- [HOW TO COMPLETE THIS TASK]
Reproduce each line from the records that holds "title".

- [EXERCISE INPUT]
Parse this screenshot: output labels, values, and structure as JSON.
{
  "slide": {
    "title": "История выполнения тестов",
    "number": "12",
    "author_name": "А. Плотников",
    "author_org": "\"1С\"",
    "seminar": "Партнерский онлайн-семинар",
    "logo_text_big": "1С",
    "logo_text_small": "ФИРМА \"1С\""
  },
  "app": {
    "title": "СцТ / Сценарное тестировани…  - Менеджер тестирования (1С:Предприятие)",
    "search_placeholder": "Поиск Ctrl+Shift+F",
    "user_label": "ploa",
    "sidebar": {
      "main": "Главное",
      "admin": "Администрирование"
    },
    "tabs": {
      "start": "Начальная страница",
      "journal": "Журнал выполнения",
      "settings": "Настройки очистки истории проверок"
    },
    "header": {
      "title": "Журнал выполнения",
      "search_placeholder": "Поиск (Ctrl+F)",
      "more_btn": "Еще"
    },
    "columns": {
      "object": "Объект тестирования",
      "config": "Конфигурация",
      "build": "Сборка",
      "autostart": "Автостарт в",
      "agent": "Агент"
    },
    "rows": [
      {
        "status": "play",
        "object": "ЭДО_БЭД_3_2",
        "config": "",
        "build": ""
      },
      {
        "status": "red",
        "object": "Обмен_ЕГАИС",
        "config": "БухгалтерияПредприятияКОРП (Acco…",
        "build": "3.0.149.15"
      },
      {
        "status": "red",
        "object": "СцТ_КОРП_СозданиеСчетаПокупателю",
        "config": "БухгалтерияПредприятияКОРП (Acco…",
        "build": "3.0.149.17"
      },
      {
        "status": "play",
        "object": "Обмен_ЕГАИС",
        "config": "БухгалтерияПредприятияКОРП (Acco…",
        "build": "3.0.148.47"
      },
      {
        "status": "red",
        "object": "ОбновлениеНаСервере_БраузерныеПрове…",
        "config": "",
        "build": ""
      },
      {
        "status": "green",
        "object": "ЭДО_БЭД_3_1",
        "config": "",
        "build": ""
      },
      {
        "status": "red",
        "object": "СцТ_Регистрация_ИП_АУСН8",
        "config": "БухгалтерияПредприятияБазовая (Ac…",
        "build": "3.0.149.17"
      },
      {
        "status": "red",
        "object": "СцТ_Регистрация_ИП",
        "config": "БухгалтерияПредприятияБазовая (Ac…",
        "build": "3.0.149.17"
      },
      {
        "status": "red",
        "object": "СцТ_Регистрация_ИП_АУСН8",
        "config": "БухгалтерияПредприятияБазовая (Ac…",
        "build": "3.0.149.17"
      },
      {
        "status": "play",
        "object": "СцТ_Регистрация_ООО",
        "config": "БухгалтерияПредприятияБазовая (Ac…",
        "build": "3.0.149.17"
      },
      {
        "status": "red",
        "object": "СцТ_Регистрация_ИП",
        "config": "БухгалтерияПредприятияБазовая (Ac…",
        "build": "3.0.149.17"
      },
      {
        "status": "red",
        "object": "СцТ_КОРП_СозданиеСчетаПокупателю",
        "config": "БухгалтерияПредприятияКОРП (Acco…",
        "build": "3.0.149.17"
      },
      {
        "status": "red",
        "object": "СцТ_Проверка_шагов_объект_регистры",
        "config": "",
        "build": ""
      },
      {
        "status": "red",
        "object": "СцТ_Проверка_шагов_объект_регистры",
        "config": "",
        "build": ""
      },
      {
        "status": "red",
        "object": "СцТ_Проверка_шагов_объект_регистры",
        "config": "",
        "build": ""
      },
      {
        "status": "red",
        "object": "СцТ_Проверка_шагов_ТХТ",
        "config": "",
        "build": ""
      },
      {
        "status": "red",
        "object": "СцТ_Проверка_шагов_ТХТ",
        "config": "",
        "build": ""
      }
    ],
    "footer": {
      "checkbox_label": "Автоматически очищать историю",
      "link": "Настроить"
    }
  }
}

- [ANSWER SPACE]
    "title": "История выполнения тестов",
    "title": "СцТ / Сценарное тестировани…  - Менеджер тестирования (1С:Предприятие)",
      "title": "Журнал выполнения",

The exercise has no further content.